Material that is made available on subscription databases via the Library should be dealt with according to the specific provisions for each such database. In general, it is illegal to download, distribute electronically or retain (i.e. store for longer than necessary for the completion of the immediate project) substantial portions of information from databases. Where it is not prohibited, you may link from a course page to the database. If in doubt about what is permitted, check with the Library.
With increasing reliance on the interlibrary loan service, you should be aware that there are regulations governing and limiting its use. It is not permitted to any make copies for third parties, including students and other professors, of any material you order through interlibrary loan. Since interlibrary loan material is obtained expressly for your personal study or research, it may not be inserted into teaching contexts, whether by putting a copy on reserve in the library, by duplicating it for a class, or by using it as the base copy for a Course Pack. If asked to make your own personal copies available for such purposes, you should decline. The international agreement on interlibrary loans.

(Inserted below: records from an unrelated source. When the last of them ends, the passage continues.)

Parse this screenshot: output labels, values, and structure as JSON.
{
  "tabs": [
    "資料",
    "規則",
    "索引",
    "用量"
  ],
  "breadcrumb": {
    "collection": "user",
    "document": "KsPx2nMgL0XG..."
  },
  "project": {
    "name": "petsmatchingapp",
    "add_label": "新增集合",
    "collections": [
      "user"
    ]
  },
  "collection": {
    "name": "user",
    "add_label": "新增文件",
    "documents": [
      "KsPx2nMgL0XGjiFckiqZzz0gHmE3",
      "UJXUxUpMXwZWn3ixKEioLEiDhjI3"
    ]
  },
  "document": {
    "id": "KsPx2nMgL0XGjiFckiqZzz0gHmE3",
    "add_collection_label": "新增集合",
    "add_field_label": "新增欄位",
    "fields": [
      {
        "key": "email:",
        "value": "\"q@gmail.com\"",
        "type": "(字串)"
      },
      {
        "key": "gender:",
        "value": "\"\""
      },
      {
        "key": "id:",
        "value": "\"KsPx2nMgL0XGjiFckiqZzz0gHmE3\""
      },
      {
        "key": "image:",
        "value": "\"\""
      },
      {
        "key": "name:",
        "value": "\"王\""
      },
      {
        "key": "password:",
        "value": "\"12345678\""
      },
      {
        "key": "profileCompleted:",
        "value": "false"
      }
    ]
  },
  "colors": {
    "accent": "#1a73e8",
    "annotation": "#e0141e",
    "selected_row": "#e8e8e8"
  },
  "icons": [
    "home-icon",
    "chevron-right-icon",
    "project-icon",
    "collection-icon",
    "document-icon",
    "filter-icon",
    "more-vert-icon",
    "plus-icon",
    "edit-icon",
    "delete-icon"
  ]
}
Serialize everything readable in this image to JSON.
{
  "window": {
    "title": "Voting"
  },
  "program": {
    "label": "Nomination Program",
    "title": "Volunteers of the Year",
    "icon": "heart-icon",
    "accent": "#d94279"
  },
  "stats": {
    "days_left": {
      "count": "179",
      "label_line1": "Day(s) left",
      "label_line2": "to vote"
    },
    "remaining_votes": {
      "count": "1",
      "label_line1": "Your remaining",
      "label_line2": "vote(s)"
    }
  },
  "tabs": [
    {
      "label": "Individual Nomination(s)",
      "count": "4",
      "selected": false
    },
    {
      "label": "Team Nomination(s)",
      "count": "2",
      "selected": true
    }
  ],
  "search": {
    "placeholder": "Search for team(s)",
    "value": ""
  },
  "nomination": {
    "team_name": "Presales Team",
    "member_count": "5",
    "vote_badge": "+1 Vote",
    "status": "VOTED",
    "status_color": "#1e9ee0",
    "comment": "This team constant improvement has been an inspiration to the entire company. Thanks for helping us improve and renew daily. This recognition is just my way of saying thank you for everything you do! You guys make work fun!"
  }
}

As teachers we have obligations to make sure that our students know and understand the laws and rules on copyright and plagiarism. By setting a clear example, we can do much to combat the unfair appropriation of intellectual property. You should never agree to do anything as a teacher that would infringe on copyright or violate the relevant agreements and contracts. The law is especially alert to systematic abuses, such as encouraging students to make copies of material from a textbook that is available in print.
The employer has an obligation to facilitate teaching by making necessary resources available -- but you have an obligation to know the rules and to work within them. Again, if at any time problems arise around such issues, contact CUASA as soon as possible.